The EX model comes equipped with paddle shifters on the back side of the steering wheel allowing you to select from seven pre-set gear ratios. The shifts were surprisingly quick when the paddles were tapped. With the shifter in D, the left paddle gives a downshift for passing maneuvers if needed and then returns to automatic control after the car is cruising again. In Sport mode the transmission holds the selected gear ratio until another ratio is selected, right up to red line.
Combined with the tight handling and good steering feedback, the Insight is a shockingly fun car to drive in a spirited manner in spite of the comparatively modest thrust that is available. Even with all the fun I was having on the sport loop when I returned to the staging area, I still averaged 44 mpg.
In the Insight Honda has created a compact car with outstanding fuel efficiency and all the best dynamic traits of the Fit. What it loses is some of the incredible packaging of its sibling. The lower profile means less passenger volume and the loss of the Fit's rear magic seats. Nonetheless, the Insight has ample room for four adults and some cargo in the back. Honda expects the Insight to score a 40/43 mpg city/highway rating for the EPA when the final numbers are in. Based on the experience I had driving in Arizona, that shouldn't be hard to achieve in ideal conditions.
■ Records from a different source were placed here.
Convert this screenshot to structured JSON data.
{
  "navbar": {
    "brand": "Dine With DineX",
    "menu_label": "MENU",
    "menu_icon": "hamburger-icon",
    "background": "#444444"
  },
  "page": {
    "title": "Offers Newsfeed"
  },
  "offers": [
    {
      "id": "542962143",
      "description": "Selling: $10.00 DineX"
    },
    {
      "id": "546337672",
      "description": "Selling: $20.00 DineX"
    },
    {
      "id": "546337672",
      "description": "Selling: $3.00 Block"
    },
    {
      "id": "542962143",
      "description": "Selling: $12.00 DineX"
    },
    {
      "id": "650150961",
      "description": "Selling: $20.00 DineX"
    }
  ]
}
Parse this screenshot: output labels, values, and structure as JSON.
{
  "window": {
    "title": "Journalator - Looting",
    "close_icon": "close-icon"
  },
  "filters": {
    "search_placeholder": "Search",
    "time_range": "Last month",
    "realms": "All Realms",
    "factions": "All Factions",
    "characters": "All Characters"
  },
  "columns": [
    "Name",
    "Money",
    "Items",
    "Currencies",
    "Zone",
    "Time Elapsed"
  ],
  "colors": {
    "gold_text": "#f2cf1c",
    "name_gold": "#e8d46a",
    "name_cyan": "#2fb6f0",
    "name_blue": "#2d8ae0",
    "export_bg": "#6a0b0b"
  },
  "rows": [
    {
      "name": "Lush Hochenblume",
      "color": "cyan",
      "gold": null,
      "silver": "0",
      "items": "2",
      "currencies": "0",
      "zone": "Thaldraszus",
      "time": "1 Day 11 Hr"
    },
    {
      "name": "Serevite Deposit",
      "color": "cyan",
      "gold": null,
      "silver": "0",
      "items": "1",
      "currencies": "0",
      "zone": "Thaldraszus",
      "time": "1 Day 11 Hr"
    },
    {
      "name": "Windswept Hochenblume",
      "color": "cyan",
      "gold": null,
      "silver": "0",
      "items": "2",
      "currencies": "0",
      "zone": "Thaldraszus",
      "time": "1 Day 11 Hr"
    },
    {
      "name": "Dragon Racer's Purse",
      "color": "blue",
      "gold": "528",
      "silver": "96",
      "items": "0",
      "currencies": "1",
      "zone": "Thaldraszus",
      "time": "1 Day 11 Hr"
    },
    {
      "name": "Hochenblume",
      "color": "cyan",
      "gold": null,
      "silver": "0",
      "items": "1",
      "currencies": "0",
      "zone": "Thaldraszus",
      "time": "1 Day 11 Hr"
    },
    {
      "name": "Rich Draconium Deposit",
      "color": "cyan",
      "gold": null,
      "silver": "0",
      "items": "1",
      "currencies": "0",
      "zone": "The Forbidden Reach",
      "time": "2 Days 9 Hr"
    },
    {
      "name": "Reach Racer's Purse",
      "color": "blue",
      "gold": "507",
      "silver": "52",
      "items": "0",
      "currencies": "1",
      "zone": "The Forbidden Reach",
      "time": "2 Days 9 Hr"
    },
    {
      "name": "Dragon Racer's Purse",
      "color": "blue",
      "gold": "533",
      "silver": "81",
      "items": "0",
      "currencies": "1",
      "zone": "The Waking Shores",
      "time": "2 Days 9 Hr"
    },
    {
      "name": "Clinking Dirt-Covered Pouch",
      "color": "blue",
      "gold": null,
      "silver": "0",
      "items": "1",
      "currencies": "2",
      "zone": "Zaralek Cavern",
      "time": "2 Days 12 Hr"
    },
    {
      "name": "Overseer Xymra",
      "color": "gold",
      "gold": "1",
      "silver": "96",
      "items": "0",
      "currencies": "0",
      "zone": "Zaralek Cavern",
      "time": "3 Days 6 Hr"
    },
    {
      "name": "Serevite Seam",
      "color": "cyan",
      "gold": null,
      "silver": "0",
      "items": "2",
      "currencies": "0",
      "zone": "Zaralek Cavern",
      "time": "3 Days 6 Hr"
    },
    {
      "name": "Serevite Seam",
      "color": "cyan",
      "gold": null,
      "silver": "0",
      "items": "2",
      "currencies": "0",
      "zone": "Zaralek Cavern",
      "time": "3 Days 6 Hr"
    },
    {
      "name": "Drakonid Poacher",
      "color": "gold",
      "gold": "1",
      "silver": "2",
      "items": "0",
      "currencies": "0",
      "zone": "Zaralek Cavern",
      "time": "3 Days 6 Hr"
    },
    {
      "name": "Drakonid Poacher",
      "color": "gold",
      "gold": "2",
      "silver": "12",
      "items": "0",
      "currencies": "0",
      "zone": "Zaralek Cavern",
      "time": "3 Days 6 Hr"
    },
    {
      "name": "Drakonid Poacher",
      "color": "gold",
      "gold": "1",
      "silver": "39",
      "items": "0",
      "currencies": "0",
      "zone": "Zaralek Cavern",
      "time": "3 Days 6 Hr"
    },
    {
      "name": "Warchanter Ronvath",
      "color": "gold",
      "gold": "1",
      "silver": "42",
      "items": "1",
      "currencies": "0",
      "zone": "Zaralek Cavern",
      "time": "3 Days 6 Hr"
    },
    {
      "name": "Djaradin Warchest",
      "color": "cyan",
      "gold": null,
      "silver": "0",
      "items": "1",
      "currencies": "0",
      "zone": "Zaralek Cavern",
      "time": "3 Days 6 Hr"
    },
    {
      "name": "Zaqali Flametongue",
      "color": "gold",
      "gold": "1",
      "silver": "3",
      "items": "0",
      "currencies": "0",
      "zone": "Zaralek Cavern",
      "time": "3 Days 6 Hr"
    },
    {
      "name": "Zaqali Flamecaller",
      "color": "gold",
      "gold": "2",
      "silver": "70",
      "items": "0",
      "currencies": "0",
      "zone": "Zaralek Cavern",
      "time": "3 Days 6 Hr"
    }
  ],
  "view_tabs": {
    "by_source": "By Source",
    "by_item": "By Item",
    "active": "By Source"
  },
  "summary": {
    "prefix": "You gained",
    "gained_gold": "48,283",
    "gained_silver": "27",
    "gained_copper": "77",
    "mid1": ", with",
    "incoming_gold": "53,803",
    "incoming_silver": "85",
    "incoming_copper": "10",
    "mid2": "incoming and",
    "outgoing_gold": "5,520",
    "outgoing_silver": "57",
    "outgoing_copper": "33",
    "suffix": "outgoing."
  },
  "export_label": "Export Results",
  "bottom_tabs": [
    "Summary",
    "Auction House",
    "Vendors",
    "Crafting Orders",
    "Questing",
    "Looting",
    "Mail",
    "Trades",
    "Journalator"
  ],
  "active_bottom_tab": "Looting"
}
We'll be looking forward to see how it performs in colder and hotter weather.
Honda has not announced pricing yet, indicating they will wait until closer to the on-sale date of April 22. Honda spokesman Sage Marie indicated that the volatility of commodity prices like steel would make it unwise to lock down a price yet. Previously, Honda CEO Takeo Fukui has alluded to a base price as low as $18,500 which is about the same as a loaded Fit Sport. Honda will likely try to keep the starting price under 20 grand. Regardless, Honda intends for the Insight to be the most affordable hybrid on the market and is planning on 200,000 world-wide sales annually, with half of those in North America. We can't wait to spend more time with one.
Photos Copyright ©2009 Sam Abuelsamid / Weblogs, Inc.
Our travel and lodging for this media event was provided by the manufacturer.